Task to carry out —
The answer must be an exact copy of the entries that follow, with all images removed.
START Records provided
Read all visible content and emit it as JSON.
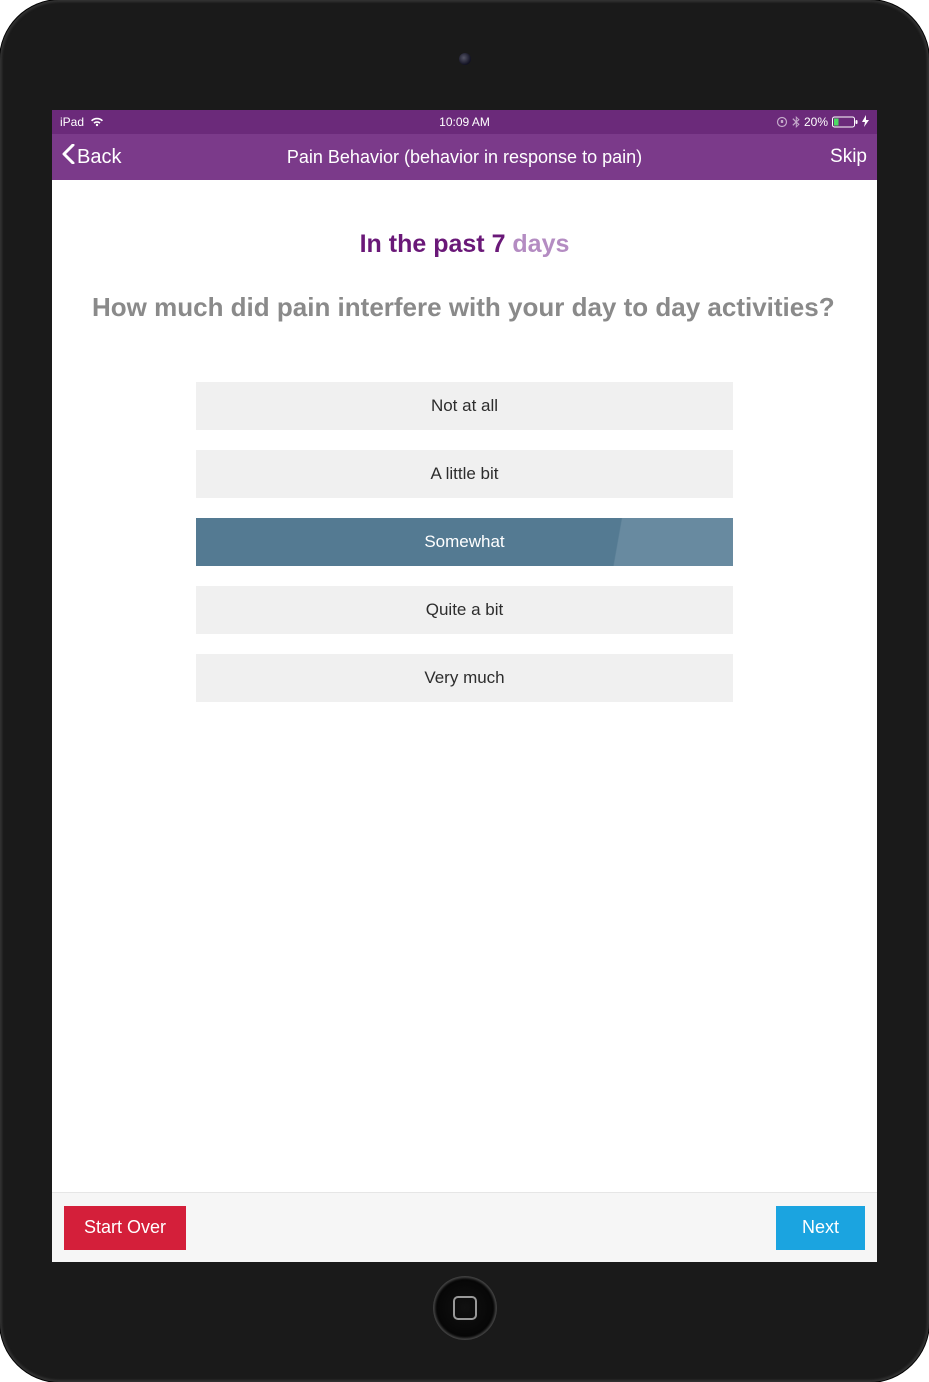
{
  "status_bar": {
    "device_label": "iPad",
    "time": "10:09 AM",
    "battery_percent": "20%"
  },
  "nav": {
    "back_label": "Back",
    "title": "Pain Behavior (behavior in response to pain)",
    "skip_label": "Skip"
  },
  "prompt": {
    "prefix": "In the past ",
    "count": "7",
    "suffix": " days"
  },
  "question": "How much did pain interfere with your day to day activities?",
  "options": [
    {
      "label": "Not at all",
      "selected": false
    },
    {
      "label": "A little bit",
      "selected": false
    },
    {
      "label": "Somewhat",
      "selected": true
    },
    {
      "label": "Quite a bit",
      "selected": false
    },
    {
      "label": "Very much",
      "selected": false
    }
  ],
  "footer": {
    "start_over_label": "Start Over",
    "next_label": "Next"
  },
  "colors": {
    "nav_purple": "#7b3a8a",
    "status_purple": "#6b2a7a",
    "selected_blue": "#557a92",
    "start_over_red": "#d41f3a",
    "next_blue": "#1ba4e0"
  }
}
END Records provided
Exercise solution —
Read all visible content and emit it as JSON.
{
  "status_bar": {
    "device_label": "iPad",
    "time": "10:09 AM",
    "battery_percent": "20%"
  },
  "nav": {
    "back_label": "Back",
    "title": "Pain Behavior (behavior in response to pain)",
    "skip_label": "Skip"
  },
  "prompt": {
    "prefix": "In the past ",
    "count": "7",
    "suffix": " days"
  },
  "question": "How much did pain interfere with your day to day activities?",
  "options": [
    {
      "label": "Not at all",
      "selected": false
    },
    {
      "label": "A little bit",
      "selected": false
    },
    {
      "label": "Somewhat",
      "selected": true
    },
    {
      "label": "Quite a bit",
      "selected": false
    },
    {
      "label": "Very much",
      "selected": false
    }
  ],
  "footer": {
    "start_over_label": "Start Over",
    "next_label": "Next"
  },
  "colors": {
    "nav_purple": "#7b3a8a",
    "status_purple": "#6b2a7a",
    "selected_blue": "#557a92",
    "start_over_red": "#d41f3a",
    "next_blue": "#1ba4e0"
  }
}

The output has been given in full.